LONDON (AFP) -
Lativia’s Maris Strombergs (R) rides ahead of Australia’s Sam Willoughby and Colombia’s Carlos Mario Oquendo Zabala (L) during the BMX cycling men’s final event at the London 2012 Olympic Games.
Latvian powerhouse Maris Strombergs and hip-hop loving Colombian Mariana Pajon stormed to the the men’s and women’s BMX golds as Britain’s medal favourites failed to shine at the VeloPark on Friday.
Strombergs, 25, claimed the maiden Olympic men’s BMX gold when the sport made its debut in Beijing.
Despite coming up against a handful of younger rivals who had shown their mettle in the unforgiving quarter-finals and semi-finals, the Latvian stepped up when it mattered most.
A two-time world champion known as ‘The Machine’, Strombergs shot off the eight-metre high ramp and quickly built a slight lead on the rest of the eight-man field.
Australia’s world champion Sam Willoughby, 20, was hot on his heels but with several jumps and berms to negotiate, neither rider was free of danger.
Colombia’s Mariana Pajon (L) celebrates with members of her team after winning the BMX cycling women’s final event at the London 2012 Olympic Games.
British gold medal hope Liam Phillips came down on the penultimate berm and struggled to rejoin the field after he could not clip his foot back on to his pedal. He eventually finished eighth.
Willoughby was the only rider likely to threaten Strombergs, but the Latvian held on to cross the line unchallenged.
“It’s amazing. I still can’t believe it. I need a few more minutes, man,” said Strombergs, who showed once again that a fast start can provide both a crucial lead and reduce the chances of danger.

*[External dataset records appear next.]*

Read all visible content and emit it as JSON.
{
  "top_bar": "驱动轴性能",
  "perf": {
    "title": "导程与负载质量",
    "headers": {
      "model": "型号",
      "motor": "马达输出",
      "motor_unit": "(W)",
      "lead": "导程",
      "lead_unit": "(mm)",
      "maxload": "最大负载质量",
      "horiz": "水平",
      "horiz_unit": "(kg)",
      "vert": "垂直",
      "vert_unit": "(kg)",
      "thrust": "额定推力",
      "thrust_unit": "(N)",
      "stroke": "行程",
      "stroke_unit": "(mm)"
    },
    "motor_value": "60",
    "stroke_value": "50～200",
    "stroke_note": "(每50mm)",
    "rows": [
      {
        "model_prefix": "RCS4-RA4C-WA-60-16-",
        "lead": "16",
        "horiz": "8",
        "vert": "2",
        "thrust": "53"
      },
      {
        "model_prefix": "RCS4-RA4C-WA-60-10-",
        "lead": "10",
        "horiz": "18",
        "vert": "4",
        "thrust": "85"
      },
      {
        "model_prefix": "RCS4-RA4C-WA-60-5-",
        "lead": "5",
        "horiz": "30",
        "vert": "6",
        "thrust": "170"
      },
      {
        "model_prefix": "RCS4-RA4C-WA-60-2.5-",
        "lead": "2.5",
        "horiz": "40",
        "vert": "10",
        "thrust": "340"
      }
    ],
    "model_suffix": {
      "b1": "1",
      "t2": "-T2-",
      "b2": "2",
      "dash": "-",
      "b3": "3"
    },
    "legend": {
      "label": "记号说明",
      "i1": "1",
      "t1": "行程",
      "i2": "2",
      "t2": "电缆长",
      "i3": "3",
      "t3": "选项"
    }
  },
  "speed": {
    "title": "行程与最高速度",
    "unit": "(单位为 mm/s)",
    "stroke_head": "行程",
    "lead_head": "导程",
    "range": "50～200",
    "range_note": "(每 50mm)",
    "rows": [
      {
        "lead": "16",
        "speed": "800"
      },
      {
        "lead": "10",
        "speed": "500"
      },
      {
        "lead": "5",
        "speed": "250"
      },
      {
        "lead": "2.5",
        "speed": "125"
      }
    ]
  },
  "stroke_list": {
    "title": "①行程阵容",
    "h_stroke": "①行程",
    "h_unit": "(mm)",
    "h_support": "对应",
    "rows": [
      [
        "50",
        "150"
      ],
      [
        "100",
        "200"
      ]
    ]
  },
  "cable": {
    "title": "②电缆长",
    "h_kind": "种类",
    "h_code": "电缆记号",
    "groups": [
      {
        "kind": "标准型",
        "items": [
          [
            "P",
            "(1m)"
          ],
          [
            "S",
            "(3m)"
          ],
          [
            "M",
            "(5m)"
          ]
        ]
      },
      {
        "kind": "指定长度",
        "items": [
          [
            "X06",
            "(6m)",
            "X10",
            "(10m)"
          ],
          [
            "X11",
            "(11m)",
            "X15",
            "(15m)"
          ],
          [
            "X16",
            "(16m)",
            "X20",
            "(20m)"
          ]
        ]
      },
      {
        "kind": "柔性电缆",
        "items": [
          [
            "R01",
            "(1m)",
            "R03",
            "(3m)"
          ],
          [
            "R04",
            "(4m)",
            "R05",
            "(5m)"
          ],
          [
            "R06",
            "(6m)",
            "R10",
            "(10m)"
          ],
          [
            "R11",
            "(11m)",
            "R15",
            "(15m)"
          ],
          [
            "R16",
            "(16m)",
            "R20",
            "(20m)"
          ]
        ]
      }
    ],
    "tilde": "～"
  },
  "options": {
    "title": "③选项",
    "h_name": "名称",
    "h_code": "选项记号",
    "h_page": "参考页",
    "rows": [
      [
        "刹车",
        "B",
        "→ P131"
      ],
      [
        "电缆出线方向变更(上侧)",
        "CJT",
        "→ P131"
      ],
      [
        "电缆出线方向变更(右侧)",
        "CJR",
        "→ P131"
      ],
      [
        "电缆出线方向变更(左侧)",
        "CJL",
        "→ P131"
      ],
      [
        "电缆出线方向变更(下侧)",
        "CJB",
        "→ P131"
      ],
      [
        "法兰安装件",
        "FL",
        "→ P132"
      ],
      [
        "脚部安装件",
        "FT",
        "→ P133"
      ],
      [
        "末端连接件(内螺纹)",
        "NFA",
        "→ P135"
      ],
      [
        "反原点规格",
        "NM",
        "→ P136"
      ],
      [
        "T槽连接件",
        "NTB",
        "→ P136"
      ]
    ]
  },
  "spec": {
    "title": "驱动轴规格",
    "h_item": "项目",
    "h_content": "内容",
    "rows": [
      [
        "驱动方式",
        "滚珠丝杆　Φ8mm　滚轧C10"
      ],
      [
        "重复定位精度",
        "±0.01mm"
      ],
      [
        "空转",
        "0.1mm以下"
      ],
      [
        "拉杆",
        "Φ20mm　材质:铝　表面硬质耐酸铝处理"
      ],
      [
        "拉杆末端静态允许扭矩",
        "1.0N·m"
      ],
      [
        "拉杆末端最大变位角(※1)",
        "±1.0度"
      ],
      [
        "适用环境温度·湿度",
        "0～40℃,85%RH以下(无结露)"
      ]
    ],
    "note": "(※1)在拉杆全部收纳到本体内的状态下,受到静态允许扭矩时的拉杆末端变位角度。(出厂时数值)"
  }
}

“When I came first out of the first turn, I was really confident in myself and my abilities on the track. I know what I am capable of and I know that if I put everything together with a good lap, no one will come past me.”
Silver medallist Willoughby said some early race nerves had been settled after a talk with his father in Australia.
Colombia’s Mariana Pajon (C) poses on the podium with her gold medal flanked by silver medalist New Zealand’s Sarah Walker (L) and Netherlands’ Laura Smulders after the BMX cycling women’s final event at the London 2012 Olympic Games.
“He always puts it back into football AFL (Australian rules) terms, because he is a footie fanatic,” said Willoughby.
“He sort of said to me it’s like you’re playing in a grand final. The first five minutes everyone makes mistakes, everyone’s a wreck and he told me that’s what yesterday was. Then you get it together and I did today.”
Third place went to Colombian Carlos Oquendo, who was among several riders left doubting after suffering crashes.
“I fell twice yesterday, but I never lost faith that I could do it,” said Oquendo.
The 6,000 supporters at the VeloPark included a sizeable Colombian contingent and they were treat to the sight of Pajon powering to gold in style ahead of New Zealand’s Sarah Walker and Dutch teenager Laura Smulders, as British hope Shanaze Reade settled for sixth.
Pajon, who loves hip-hop music and challenging the BMX boys at their own game, burst down the start ramp to seize the lead from the outset on the 440m women’s circuit.
Lativia’s Maris Strombergs (C) poses on the podium with his gold medal flanked by silver medalist Australia’s Sam Willoughby (L) and Colombia’s Carlos Mario Oquendo after winning the BMX cycling men’s final event at the London 2012 Olympic Games.
“My whole life I am trying to win this,” said the 20-year-old Pajon, who won the world title in Copenhagen in 2011. “I want to win it again. I want go out the gate and win it again. It’s unbelievable.”
After a nervous start Walker put herself in medal contention. When she saw Pajon alongside her going into the first corner, she stuck right with the Colombian.
“I just stuck outside her and did what I could,” said Walker. “She rode incredibly today and I was just happy to be in behind her down that last straight.”
Smulders had trained with Walker for a week leading up the Games. And that proved a smart move for the 18-year-old from Nijmegen, who had initially hoped to compete for a first Olympic medal at Rio 2016.
“I was actually aiming for Rio (de Janeiro) but now I already have bronze. Well, let’s go for gold then (in Rio).”